Exercise brief
From the entries below, copy every line holding the word "over".

==== Exercise input ====

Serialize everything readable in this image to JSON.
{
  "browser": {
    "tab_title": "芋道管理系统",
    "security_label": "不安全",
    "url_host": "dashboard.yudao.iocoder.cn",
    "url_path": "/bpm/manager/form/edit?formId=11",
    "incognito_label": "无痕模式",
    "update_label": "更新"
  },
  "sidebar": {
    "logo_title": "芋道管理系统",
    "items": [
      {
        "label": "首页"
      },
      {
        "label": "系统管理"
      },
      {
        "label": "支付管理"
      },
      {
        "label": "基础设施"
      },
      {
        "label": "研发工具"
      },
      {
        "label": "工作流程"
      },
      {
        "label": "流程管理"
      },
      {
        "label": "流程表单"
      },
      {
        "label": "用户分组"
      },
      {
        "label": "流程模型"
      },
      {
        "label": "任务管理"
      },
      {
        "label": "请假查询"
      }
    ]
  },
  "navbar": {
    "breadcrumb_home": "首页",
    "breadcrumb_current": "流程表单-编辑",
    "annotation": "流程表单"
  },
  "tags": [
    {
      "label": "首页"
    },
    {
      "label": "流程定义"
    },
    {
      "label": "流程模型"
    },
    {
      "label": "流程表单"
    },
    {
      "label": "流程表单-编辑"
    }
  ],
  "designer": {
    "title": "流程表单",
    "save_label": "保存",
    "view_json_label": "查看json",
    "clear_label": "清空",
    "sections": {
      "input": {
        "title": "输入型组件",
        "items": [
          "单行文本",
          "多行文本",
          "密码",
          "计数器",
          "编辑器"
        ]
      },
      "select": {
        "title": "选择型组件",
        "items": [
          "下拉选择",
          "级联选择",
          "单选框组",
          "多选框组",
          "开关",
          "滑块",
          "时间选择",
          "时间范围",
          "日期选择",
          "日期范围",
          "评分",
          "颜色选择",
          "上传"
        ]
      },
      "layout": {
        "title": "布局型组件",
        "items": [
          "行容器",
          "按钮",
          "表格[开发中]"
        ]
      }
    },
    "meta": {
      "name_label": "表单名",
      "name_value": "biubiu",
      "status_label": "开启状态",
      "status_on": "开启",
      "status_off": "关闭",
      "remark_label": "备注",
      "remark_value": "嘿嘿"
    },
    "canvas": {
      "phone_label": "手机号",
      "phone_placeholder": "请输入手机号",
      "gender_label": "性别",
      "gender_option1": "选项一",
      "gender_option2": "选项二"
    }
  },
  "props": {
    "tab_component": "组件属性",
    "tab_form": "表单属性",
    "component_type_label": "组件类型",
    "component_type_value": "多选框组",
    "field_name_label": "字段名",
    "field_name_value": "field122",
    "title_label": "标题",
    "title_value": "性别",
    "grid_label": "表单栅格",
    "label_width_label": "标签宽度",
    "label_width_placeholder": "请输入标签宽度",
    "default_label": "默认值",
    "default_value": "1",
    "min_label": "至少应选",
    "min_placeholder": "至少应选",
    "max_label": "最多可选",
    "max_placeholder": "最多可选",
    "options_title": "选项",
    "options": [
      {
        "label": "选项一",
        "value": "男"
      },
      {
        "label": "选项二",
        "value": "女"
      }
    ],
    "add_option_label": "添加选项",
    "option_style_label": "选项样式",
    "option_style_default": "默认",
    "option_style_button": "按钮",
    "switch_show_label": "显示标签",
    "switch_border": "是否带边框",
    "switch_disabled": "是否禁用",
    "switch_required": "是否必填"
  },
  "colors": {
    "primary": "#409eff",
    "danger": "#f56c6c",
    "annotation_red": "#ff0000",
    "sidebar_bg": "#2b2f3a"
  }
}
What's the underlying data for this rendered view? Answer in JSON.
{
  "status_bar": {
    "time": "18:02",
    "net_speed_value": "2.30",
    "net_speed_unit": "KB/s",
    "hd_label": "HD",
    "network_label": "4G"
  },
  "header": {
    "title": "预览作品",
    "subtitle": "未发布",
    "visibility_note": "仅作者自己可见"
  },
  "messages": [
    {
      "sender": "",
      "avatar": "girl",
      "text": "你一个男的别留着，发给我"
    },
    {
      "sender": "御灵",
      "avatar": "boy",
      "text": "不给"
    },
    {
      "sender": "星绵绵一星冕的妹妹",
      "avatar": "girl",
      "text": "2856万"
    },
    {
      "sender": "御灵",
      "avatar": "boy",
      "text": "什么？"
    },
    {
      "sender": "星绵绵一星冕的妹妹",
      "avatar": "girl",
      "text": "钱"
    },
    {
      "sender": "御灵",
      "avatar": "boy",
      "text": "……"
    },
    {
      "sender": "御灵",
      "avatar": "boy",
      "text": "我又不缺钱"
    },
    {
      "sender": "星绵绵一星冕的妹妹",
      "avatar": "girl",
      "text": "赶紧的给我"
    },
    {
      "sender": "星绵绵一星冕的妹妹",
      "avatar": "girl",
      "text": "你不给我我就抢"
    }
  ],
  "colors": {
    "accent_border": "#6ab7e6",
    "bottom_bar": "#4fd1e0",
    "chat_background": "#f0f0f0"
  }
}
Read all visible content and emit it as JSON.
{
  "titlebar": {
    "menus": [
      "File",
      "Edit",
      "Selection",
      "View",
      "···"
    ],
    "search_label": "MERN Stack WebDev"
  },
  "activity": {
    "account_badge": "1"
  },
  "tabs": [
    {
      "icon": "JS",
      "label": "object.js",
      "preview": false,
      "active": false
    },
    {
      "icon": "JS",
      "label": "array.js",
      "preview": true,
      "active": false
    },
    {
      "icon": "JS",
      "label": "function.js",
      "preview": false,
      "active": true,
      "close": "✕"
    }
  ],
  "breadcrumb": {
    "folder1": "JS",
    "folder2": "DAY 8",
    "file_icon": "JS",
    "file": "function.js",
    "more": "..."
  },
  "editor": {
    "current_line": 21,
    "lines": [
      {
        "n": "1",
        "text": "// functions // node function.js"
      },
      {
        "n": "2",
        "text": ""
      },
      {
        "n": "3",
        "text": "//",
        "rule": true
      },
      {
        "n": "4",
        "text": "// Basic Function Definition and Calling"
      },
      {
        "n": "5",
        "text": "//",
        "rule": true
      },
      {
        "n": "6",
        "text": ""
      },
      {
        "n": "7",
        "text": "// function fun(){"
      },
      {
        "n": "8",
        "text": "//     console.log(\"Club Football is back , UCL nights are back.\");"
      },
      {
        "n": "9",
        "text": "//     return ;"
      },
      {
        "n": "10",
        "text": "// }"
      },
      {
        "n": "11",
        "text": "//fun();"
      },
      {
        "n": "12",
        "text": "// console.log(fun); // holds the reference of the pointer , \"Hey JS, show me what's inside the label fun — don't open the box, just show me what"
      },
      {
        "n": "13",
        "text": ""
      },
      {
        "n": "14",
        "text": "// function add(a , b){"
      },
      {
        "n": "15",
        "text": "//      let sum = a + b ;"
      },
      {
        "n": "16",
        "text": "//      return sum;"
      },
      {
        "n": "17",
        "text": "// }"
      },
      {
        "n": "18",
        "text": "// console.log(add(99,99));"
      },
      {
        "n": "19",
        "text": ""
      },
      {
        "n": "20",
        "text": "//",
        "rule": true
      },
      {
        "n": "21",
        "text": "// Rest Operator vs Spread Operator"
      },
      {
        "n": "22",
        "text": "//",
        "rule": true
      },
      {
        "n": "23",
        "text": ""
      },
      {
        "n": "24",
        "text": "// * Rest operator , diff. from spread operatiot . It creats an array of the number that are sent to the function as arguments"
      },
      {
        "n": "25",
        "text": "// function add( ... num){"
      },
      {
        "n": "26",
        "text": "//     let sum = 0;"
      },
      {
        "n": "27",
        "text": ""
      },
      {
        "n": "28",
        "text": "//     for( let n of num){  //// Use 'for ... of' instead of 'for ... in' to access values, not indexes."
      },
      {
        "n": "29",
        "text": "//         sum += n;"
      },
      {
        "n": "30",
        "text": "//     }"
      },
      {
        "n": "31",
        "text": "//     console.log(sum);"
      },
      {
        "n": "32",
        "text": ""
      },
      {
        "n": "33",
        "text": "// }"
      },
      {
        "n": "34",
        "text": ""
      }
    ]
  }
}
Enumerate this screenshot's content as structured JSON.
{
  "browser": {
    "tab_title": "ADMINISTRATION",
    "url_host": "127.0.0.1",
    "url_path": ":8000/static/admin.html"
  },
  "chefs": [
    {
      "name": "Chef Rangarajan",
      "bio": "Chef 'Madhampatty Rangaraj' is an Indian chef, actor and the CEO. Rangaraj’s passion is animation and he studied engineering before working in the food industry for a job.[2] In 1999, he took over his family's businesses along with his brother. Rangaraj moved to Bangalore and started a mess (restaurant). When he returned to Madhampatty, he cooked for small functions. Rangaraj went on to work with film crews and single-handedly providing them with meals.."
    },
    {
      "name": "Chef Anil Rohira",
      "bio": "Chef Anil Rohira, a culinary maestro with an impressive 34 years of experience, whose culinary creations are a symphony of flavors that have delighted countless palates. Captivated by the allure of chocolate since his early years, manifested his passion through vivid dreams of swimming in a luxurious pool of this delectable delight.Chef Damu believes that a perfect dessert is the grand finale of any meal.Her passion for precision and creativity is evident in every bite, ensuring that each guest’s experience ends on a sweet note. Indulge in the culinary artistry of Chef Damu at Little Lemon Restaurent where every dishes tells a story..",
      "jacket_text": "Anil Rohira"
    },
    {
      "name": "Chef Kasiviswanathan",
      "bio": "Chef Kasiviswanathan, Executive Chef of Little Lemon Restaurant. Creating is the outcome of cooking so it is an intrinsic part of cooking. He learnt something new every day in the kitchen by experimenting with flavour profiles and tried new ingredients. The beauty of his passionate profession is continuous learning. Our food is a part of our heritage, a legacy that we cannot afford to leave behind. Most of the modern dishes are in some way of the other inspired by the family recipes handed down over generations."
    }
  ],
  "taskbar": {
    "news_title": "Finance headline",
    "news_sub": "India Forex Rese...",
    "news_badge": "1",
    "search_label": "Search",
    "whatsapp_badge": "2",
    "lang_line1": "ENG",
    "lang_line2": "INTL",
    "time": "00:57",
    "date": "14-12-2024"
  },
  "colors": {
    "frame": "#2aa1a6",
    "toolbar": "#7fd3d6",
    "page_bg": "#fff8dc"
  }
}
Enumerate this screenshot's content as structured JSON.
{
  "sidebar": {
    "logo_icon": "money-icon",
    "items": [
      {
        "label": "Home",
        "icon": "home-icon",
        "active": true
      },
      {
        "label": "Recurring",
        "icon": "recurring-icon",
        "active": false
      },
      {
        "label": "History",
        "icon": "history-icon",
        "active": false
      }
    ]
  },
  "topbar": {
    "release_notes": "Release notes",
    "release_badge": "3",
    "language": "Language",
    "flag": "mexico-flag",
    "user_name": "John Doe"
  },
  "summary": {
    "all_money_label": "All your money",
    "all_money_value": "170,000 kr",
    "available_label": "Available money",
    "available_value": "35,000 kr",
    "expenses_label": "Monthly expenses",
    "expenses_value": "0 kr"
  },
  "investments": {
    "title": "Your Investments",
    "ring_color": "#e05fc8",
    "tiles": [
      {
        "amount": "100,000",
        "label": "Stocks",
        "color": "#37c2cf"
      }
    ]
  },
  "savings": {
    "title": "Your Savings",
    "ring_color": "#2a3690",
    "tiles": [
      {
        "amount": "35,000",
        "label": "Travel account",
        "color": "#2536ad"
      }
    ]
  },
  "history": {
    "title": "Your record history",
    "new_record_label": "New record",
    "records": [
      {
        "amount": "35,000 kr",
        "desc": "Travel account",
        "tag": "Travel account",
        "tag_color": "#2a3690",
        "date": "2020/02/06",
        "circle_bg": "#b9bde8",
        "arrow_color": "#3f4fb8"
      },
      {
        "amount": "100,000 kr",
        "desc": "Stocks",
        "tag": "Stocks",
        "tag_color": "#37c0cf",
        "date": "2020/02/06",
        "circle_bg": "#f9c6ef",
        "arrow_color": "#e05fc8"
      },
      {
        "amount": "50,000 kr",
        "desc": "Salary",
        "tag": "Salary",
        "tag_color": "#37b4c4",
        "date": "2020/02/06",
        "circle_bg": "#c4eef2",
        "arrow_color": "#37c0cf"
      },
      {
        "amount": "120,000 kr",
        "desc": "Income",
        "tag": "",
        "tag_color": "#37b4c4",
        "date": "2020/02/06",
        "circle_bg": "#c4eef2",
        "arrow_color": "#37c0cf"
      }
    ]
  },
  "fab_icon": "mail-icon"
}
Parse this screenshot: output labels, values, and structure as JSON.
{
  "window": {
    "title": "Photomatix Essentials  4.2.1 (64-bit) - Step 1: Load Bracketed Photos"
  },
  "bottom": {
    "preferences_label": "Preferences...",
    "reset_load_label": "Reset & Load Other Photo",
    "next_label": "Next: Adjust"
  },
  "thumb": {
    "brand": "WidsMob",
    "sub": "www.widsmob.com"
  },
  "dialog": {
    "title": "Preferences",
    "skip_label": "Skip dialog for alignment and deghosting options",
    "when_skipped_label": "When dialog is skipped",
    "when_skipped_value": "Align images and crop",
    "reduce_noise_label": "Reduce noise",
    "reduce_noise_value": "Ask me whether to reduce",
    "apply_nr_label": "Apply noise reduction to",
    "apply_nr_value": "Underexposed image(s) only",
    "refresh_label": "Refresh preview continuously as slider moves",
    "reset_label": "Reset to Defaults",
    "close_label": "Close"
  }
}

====

Written response
      "bio": "Chef 'Madhampatty Rangaraj' is an Indian chef, actor and the CEO. Rangaraj’s passion is animation and he studied engineering before working in the food industry for a job.[2] In 1999, he took over his family's businesses along with his brother. Rangaraj moved to Bangalore and started a mess (restaurant). When he returned to Madhampatty, he cooked for small functions. Rangaraj went on to work with film crews and single-handedly providing them with meals.."
      "bio": "Chef Kasiviswanathan, Executive Chef of Little Lemon Restaurant. Creating is the outcome of cooking so it is an intrinsic part of cooking. He learnt something new every day in the kitchen by experimenting with flavour profiles and tried new ingredients. The beauty of his passionate profession is continuous learning. Our food is a part of our heritage, a legacy that we cannot afford to leave behind. Most of the modern dishes are in some way of the other inspired by the family recipes handed down over generations."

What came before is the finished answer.